# Data
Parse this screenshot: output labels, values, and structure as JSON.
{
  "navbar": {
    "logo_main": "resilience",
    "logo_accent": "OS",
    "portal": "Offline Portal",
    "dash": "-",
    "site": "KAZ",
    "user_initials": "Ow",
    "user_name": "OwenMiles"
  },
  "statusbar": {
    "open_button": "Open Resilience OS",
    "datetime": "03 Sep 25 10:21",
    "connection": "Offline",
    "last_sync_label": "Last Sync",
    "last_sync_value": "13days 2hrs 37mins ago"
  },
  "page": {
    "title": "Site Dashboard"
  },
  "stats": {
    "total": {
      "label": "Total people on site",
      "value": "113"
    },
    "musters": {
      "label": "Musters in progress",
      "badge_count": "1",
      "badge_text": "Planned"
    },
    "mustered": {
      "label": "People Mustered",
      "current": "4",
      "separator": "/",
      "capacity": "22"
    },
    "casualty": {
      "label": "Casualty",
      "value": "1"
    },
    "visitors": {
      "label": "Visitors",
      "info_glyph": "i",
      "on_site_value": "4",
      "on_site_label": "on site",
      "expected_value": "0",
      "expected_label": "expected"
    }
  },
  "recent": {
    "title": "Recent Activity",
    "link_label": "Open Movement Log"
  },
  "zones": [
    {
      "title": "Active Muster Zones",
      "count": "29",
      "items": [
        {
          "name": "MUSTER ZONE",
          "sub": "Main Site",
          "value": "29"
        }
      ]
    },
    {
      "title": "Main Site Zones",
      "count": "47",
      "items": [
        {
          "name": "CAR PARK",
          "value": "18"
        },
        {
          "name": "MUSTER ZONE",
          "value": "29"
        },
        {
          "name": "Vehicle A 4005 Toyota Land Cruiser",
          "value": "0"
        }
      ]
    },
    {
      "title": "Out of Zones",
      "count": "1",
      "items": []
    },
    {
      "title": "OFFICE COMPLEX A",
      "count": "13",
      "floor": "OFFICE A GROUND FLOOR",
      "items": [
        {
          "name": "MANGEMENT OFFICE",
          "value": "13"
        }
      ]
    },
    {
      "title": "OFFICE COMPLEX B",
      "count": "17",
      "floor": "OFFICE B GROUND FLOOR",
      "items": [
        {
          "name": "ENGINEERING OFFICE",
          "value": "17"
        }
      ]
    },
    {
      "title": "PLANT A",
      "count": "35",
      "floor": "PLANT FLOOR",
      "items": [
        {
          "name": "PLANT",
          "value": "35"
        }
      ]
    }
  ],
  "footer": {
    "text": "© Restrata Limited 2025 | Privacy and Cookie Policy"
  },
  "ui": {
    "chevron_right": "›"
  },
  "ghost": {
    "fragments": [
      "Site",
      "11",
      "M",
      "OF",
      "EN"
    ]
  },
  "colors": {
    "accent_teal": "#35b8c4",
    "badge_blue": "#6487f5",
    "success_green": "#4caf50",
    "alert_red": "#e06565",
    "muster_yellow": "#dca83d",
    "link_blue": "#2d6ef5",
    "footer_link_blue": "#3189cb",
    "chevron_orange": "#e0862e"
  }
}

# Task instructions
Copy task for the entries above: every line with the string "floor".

# Answer to this exercise
      "floor": "OFFICE A GROUND FLOOR",
      "floor": "OFFICE B GROUND FLOOR",
      "floor": "PLANT FLOOR",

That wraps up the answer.